(2001) Nature 410: 608-611
- PubMed: 11279502
- DOI: 10.1038/35069118
- PubMed Abstract:
Optimal immune responses require both an antigen-specific and a co-stimulatory signal. The shared ligands B7-1 and B7-2 on antigen-presenting cells deliver the co-stimulatory signal through CD28 and CTLA-4 on T cells. Signalling through CD28 augments ...
Optimal immune responses require both an antigen-specific and a co-stimulatory signal. The shared ligands B7-1 and B7-2 on antigen-presenting cells deliver the co-stimulatory signal through CD28 and CTLA-4 on T cells. Signalling through CD28 augments the T-cell response, whereas CTLA-4 signalling attenuates it. Numerous animal studies and recent clinical trials indicate that manipulating these interactions holds considerable promise for immunotherapy. With the consequences of these signals well established, and details of the downstream signalling events emerging, understanding the molecular nature of these extracellular interactions becomes crucial. Here we report the crystal structure of the human CTLA-4/B7-1 co-stimulatory complex at 3.0 A resolution. In contrast to other interacting cell-surface molecules, the relatively small CTLA-4/B7-1 binding interface exhibits an unusually high degree of shape complementarity. CTLA-4 forms homodimers through a newly defined interface of highly conserved residues. In the crystal lattice, CTLA-4 and B7-1 pack in a strikingly periodic arrangement in which bivalent CTLA-4 homodimers bridge bivalent B7-1 homodimers. This zipper-like oligomerization provides the structural basis for forming unusually stable signalling complexes at the T-cell surface, underscoring the importance of potent inhibitory signalling in human immune responses.

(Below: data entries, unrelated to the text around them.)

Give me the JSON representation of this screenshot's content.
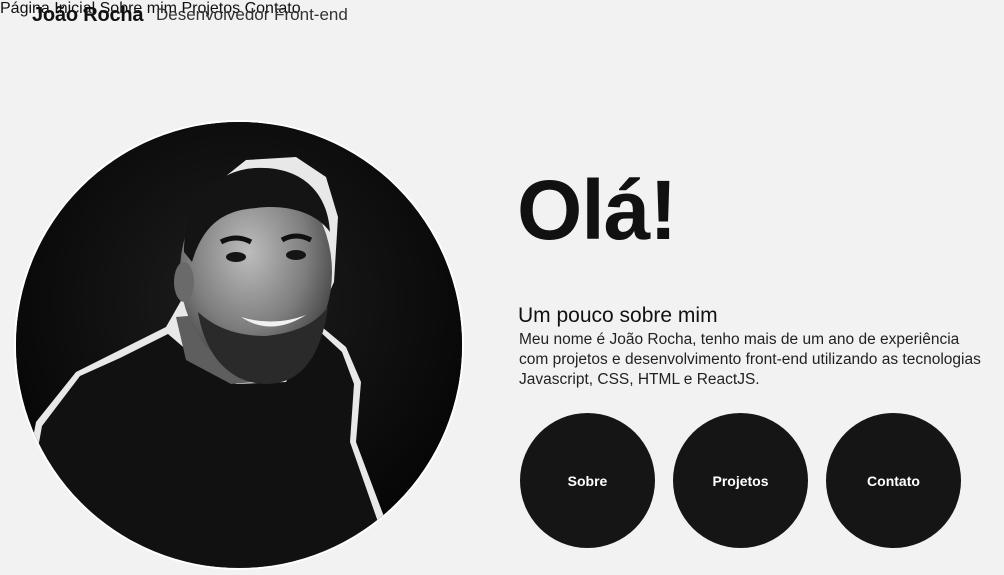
{
  "header": {
    "name": "João Rocha",
    "role": "Desenvolvedor Front-end",
    "nav": [
      {
        "label": "Página Inicial"
      },
      {
        "label": "Sobre mim"
      },
      {
        "label": "Projetos"
      },
      {
        "label": "Contato"
      }
    ]
  },
  "hero": {
    "greeting": "Olá!",
    "about_title": "Um pouco sobre mim",
    "about_text": "Meu nome é João Rocha, tenho mais de um ano de experiência com projetos e desenvolvimento front-end utilizando as tecnologias Javascript, CSS, HTML e ReactJS.",
    "buttons": [
      {
        "label": "Sobre"
      },
      {
        "label": "Projetos"
      },
      {
        "label": "Contato"
      }
    ]
  },
  "colors": {
    "background": "#f2f2f2",
    "button_bg": "#151515",
    "button_text": "#ffffff",
    "text_primary": "#111111"
  }
}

Departments of Biological Chemistry and Musculoskeletal Sciences, Wyeth Research, 87 Cambridge Park Drive, Cambridge, Massachusetts 02140, USA.